Notes From The Revs: Rev. Nickie Golden

What comes to mind when you hear the word “habit”?  Some people go to the thought of drugs, alcohol, smoking, overeating. Some people think about exercise, discipline, meditation.
Habits can save our lives.  For example, looking both ways before we cross the street or putting on our seat belts are ways that we keep ourselves safe.  Habits can get us in a rut that is difficult to get out of and will take self-awareness, reflection, and discomfort while we engage in the process of change.  Joe Dispenza defines a habit as “a redundant set of automatic, unconscious thoughts, behaviors, and emotions that you acquire through frequent repetition.” 
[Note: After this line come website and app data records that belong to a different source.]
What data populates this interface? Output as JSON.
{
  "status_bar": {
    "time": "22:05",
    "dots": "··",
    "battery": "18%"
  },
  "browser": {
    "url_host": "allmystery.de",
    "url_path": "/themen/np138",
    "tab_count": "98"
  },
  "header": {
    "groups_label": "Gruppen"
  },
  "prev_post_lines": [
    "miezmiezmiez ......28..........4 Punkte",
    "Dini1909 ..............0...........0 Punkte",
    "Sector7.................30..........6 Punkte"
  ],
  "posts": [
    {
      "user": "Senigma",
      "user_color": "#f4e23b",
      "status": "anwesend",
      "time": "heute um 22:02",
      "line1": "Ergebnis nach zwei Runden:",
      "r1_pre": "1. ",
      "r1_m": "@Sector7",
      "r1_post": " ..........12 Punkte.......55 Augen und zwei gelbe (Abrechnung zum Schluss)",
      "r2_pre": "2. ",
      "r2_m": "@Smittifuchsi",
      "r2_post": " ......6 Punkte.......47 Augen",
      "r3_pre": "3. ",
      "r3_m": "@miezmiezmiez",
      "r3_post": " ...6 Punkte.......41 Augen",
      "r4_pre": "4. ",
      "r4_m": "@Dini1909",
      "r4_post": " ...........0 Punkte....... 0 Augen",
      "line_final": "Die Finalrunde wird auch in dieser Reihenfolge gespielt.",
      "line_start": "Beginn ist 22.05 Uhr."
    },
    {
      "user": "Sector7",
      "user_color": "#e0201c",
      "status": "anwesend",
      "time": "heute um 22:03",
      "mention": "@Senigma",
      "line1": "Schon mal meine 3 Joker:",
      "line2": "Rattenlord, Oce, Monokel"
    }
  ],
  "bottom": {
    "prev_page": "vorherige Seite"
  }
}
Scientists tell us that habits are part of the brain function designed to be efficient.  When we begin running a routine or a habit, the brain can ramp down.  Think about the last time you took a long-distance drive.  Was there any scenery that you don’t remember passing? Often, we are in a state of waking hypnosis when we are driving, and our conditioned habits kick in to keep us from having to think of every single detail of what we are doing. 
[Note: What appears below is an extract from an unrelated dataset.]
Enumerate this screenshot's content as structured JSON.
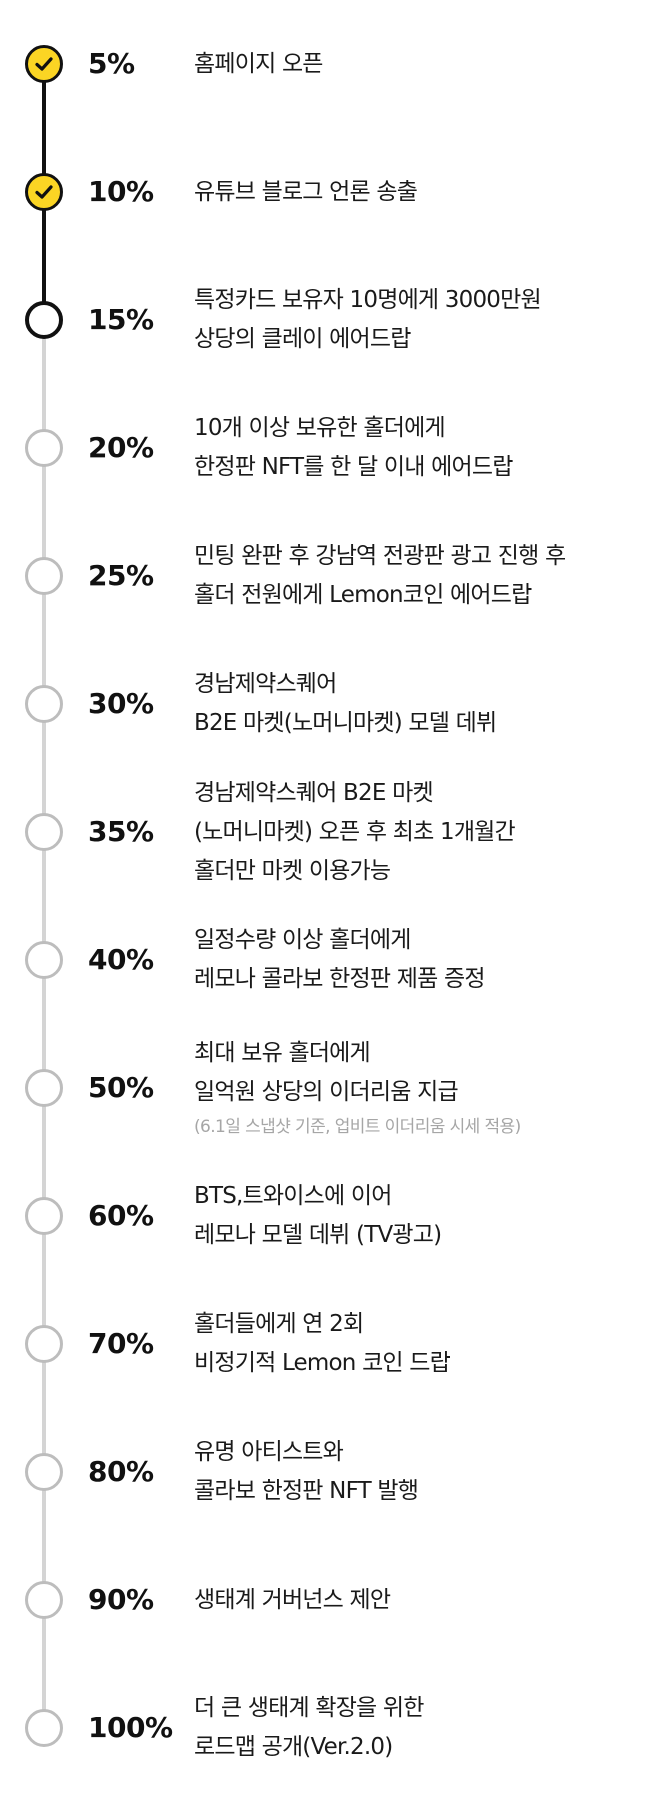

Habits in and of themselves are not positive or negative.  What creates difficulty in our lives is when we get stuck in old patterns that need to be released.  It takes time and energy to make a shift. First, we must identify the habit.  Secondly, we must determine what triggers the pattern.  Finally, we must take a clear look at what we get out of holding on to a particular habit; what is the reward?  When we figure out what is being satisfied by the old routine, we can create satisfaction in new ways and thus create new types of rewards that bring us equal joy.